**Instructions for the task**
From the entries below, tally how many lines contain "with" and report only that figure.

##### Information shown #####

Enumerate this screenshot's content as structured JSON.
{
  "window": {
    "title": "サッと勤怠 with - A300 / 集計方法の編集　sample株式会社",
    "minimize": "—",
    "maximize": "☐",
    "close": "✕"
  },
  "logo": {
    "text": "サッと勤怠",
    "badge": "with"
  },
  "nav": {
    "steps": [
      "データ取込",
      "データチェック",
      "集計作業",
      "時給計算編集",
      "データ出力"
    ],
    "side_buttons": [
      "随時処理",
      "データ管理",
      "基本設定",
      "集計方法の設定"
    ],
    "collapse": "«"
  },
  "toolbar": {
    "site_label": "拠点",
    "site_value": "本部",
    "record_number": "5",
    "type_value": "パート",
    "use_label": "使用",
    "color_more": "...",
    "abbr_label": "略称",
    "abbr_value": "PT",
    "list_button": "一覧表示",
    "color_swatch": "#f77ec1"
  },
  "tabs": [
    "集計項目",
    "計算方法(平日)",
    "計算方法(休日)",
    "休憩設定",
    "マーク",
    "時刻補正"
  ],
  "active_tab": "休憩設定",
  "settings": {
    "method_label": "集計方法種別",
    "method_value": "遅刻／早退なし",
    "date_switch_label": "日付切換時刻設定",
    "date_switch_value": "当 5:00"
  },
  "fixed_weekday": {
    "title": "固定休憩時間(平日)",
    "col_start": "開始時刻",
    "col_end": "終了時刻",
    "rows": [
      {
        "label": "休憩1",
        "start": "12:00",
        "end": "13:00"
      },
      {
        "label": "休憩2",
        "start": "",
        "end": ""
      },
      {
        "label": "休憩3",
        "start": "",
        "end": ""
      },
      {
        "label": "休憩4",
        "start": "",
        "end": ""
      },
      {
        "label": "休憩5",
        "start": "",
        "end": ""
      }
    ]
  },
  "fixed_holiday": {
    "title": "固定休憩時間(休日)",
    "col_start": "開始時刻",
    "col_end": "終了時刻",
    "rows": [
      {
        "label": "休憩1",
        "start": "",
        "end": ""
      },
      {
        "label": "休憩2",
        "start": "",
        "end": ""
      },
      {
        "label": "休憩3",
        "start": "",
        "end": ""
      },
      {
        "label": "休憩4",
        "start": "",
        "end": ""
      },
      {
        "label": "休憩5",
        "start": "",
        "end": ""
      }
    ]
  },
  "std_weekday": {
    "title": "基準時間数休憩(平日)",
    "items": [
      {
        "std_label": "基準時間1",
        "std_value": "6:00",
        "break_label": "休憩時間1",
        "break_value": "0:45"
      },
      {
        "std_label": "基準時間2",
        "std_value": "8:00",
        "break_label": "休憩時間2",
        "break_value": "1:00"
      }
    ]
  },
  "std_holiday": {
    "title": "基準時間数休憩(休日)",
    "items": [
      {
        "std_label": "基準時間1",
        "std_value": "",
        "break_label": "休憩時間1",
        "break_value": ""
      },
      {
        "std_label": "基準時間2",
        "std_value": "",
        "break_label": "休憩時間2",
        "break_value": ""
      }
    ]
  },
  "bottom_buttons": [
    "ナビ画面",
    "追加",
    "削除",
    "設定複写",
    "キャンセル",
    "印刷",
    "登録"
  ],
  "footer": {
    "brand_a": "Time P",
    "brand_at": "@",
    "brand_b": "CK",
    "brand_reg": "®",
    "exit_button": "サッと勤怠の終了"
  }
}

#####

**Reply to the exercise**
2